The weather was pretty good for KAP yesterday, with variable ground level winds somewhere in the 2-5 mph range, so we took the 9′ delta down to the wetlands north of the college to test out the new iPhone rig. Gathered two hundred or so shots using Timelapse, a very useful app, and worth every penny of the $4.99 asking price. Unfortunately, I misaligned the iPhone within the protective bucket, such that each image contained a bit of the edge of said bucket. As a result, I had to run a Photoshop action to crop the images, losing a bit of data in the process. Nevertheless, I was able to stitch together some of the best photos using both Photoshop and MapKnitter, which I’ve mentioned before:
MapKnitter is a free and open source tool for combining and positioning images in geographic space into a composite image map. Known as “orthorectification” or “georectification” to geographers, this step covers the process of figuring out where images can be placed on an existing map, and how they can be combined, or “stitched” together.

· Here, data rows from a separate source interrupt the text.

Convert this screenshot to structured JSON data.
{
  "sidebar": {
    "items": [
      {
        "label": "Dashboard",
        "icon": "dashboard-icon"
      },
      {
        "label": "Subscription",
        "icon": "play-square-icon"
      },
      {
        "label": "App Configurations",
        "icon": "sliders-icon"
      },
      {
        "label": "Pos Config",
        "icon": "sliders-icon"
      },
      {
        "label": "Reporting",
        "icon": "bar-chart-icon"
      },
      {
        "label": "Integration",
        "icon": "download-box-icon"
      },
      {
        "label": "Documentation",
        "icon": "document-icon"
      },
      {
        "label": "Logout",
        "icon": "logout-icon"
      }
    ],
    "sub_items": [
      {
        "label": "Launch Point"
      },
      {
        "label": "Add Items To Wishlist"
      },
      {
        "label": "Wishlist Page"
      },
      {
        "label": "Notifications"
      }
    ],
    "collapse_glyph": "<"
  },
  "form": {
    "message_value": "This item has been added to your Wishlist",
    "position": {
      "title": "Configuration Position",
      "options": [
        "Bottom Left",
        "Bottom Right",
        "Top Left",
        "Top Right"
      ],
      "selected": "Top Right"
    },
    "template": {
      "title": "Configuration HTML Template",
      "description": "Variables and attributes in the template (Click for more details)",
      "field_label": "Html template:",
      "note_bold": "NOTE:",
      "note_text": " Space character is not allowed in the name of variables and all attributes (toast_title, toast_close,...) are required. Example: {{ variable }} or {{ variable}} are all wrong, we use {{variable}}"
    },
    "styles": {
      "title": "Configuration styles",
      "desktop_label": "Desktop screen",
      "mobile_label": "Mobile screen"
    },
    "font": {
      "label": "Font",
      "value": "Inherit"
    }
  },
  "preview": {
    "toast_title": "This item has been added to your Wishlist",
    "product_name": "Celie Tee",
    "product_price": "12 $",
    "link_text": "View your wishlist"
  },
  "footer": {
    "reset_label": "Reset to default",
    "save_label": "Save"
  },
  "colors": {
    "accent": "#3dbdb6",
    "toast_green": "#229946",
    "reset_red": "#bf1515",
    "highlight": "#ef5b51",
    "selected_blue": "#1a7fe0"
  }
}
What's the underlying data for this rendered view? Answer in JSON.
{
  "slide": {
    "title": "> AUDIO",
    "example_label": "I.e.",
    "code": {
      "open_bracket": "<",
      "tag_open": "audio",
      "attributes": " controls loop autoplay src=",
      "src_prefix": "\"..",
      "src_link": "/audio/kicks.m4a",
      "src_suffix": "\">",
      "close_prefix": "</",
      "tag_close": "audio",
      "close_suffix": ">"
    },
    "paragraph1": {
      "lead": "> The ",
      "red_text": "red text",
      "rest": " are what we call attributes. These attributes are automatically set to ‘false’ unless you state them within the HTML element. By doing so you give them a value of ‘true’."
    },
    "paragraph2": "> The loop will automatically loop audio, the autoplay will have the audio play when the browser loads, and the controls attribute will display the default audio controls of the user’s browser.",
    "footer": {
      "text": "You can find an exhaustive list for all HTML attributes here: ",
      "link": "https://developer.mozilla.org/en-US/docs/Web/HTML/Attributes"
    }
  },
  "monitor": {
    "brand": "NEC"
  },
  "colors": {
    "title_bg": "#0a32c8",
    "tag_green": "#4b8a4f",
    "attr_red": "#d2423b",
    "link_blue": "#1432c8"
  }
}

With each successful (and unsuccessful) flying session, we’re learning a great deal. For instance, we’ve added a can of compressed air to the field kit to deal with the inevitable dust that seems to find its way onto the camera, and before the next flight, I’m going to find some sort of ground cloth to use as a relatively clean surface upon which to set up the picavet and rig the camera. Progress.